From the first pizzicato strains, it’s clear that Phillips is one who thinks not only through the bass, but also from it. Every note belongs. When he applies bow to strings, there’s a confident vulnerability to its pulse. It moves like windblown leaves with just enough sunlight peering through to bring a childhood memory into focus. His breathing, when audible, imbues glissandi with sentience. When not audible, it curls up as if in hibernation for melodic spring. In that dream state, it embraces the possibilities of dissonance, harmonics, and other subtly applied contacts. Part 4, in which he taps out a Morse code of mortality, is especially moving for its urgency. So, too, is his own quest for unspooling page after brilliant page, each awaiting the caress of post-production ink.
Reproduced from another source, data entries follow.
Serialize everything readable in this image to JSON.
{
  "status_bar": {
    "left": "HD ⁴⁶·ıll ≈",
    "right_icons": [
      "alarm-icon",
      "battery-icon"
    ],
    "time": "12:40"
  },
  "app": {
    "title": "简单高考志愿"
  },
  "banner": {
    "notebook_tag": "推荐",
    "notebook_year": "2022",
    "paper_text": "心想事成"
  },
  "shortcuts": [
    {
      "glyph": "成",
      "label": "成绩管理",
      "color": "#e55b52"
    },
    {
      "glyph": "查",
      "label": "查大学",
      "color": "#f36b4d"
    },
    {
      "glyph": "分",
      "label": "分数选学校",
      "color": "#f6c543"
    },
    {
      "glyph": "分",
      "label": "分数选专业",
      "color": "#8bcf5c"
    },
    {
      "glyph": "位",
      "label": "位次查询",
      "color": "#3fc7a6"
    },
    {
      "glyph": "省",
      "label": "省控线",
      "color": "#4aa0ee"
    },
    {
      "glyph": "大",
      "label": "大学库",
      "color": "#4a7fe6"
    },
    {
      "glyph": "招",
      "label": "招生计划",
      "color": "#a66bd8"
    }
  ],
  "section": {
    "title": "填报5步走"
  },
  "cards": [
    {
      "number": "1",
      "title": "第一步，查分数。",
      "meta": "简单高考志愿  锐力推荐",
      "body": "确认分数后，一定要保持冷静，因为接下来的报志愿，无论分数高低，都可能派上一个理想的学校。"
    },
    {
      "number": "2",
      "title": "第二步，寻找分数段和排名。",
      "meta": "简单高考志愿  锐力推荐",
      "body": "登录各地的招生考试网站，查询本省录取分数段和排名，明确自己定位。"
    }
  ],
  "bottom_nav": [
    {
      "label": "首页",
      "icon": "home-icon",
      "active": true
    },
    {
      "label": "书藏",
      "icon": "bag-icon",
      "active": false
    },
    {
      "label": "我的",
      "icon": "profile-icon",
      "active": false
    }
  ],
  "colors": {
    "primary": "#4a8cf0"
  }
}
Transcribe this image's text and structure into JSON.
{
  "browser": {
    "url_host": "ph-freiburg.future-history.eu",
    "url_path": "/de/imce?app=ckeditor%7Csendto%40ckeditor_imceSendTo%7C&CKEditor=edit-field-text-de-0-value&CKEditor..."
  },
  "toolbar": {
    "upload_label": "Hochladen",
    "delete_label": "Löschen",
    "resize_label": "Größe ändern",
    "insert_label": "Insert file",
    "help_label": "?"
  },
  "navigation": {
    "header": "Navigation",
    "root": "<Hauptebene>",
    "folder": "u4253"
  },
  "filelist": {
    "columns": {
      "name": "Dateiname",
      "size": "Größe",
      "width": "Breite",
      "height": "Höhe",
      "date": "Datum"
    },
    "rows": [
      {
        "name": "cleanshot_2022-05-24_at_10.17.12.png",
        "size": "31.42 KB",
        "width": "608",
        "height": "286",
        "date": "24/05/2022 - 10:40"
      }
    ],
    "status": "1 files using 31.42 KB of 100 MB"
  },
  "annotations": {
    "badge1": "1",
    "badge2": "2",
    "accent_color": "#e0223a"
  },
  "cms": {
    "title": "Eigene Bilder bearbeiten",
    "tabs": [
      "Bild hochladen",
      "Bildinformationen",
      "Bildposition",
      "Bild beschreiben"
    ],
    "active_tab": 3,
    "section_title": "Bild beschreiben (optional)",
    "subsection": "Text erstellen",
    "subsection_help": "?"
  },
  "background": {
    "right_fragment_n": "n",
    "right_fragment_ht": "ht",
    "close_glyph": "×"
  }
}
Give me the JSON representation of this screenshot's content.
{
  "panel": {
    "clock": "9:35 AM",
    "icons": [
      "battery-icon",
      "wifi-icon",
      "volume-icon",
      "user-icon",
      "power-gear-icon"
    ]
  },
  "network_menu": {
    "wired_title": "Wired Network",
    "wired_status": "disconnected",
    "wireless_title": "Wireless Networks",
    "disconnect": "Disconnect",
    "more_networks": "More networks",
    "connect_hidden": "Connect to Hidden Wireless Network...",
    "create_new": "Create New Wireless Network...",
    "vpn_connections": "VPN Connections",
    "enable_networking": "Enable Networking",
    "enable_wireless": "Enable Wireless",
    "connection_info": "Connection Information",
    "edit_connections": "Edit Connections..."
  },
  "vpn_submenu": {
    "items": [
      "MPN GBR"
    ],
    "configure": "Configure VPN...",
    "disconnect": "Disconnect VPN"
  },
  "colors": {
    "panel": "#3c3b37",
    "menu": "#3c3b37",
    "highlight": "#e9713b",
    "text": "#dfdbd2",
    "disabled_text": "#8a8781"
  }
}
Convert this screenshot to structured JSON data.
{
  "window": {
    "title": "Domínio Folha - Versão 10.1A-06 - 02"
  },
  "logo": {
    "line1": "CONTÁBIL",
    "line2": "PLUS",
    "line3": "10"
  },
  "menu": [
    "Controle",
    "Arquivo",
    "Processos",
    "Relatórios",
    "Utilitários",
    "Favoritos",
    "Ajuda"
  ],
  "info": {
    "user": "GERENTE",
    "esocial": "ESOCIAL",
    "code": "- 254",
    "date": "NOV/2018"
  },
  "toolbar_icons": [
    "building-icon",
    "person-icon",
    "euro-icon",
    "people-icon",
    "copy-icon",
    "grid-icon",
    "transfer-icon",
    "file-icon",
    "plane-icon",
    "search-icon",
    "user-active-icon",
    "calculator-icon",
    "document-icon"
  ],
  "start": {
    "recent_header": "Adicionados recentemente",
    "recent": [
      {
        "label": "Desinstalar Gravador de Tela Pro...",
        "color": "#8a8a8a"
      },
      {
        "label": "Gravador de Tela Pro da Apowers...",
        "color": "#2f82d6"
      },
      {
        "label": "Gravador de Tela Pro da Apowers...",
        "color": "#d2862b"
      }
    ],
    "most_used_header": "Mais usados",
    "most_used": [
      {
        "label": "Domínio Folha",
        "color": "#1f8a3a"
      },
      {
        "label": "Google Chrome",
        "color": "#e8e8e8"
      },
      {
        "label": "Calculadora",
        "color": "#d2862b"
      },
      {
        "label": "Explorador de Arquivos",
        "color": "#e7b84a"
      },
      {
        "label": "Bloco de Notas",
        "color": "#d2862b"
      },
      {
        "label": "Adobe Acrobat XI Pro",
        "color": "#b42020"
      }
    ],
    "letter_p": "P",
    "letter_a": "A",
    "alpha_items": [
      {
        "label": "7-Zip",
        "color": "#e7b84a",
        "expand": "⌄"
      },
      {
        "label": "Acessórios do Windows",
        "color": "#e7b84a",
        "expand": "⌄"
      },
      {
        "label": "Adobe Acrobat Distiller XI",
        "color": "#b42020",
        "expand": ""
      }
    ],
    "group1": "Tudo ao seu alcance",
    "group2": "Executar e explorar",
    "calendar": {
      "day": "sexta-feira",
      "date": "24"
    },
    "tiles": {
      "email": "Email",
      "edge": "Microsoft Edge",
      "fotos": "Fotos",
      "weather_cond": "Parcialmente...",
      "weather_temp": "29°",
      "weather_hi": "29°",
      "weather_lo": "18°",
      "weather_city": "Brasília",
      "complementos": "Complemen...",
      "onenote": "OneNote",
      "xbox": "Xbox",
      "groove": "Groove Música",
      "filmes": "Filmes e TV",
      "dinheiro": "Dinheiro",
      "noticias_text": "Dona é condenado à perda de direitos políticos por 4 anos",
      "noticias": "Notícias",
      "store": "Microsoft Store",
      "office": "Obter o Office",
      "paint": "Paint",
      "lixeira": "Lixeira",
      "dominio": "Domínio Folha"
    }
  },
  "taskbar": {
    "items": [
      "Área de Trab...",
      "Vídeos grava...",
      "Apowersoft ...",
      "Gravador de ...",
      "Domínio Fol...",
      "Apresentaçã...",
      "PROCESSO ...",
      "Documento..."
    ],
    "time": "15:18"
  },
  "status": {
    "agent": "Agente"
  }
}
Phillips takes out a metaphorical microscope and through it shows his art to be a parthenogenetic wonder. Double stops resound with all the power of a mantra, and by their appearance activate particles of moonlight. Here his bow is the wand of a master storyteller, one whose choice of words is as organic as the imagery they describe. The rhythms of an aging body, creaking joints and all, reveal a greater force at work.
From that introversion we get the sunbeams of this final section. Although similar in spirit to what preceded it, it takes the most intimate turns yet, and by those paths draws an equation of visceral extroversion. Now the microscope is swapped for a telescope. He peers through it, only to see a twin figure with the exact same setup looking back at him. In those last moments, flesh dies and stars are born, never to be captured again by glass and curious regard.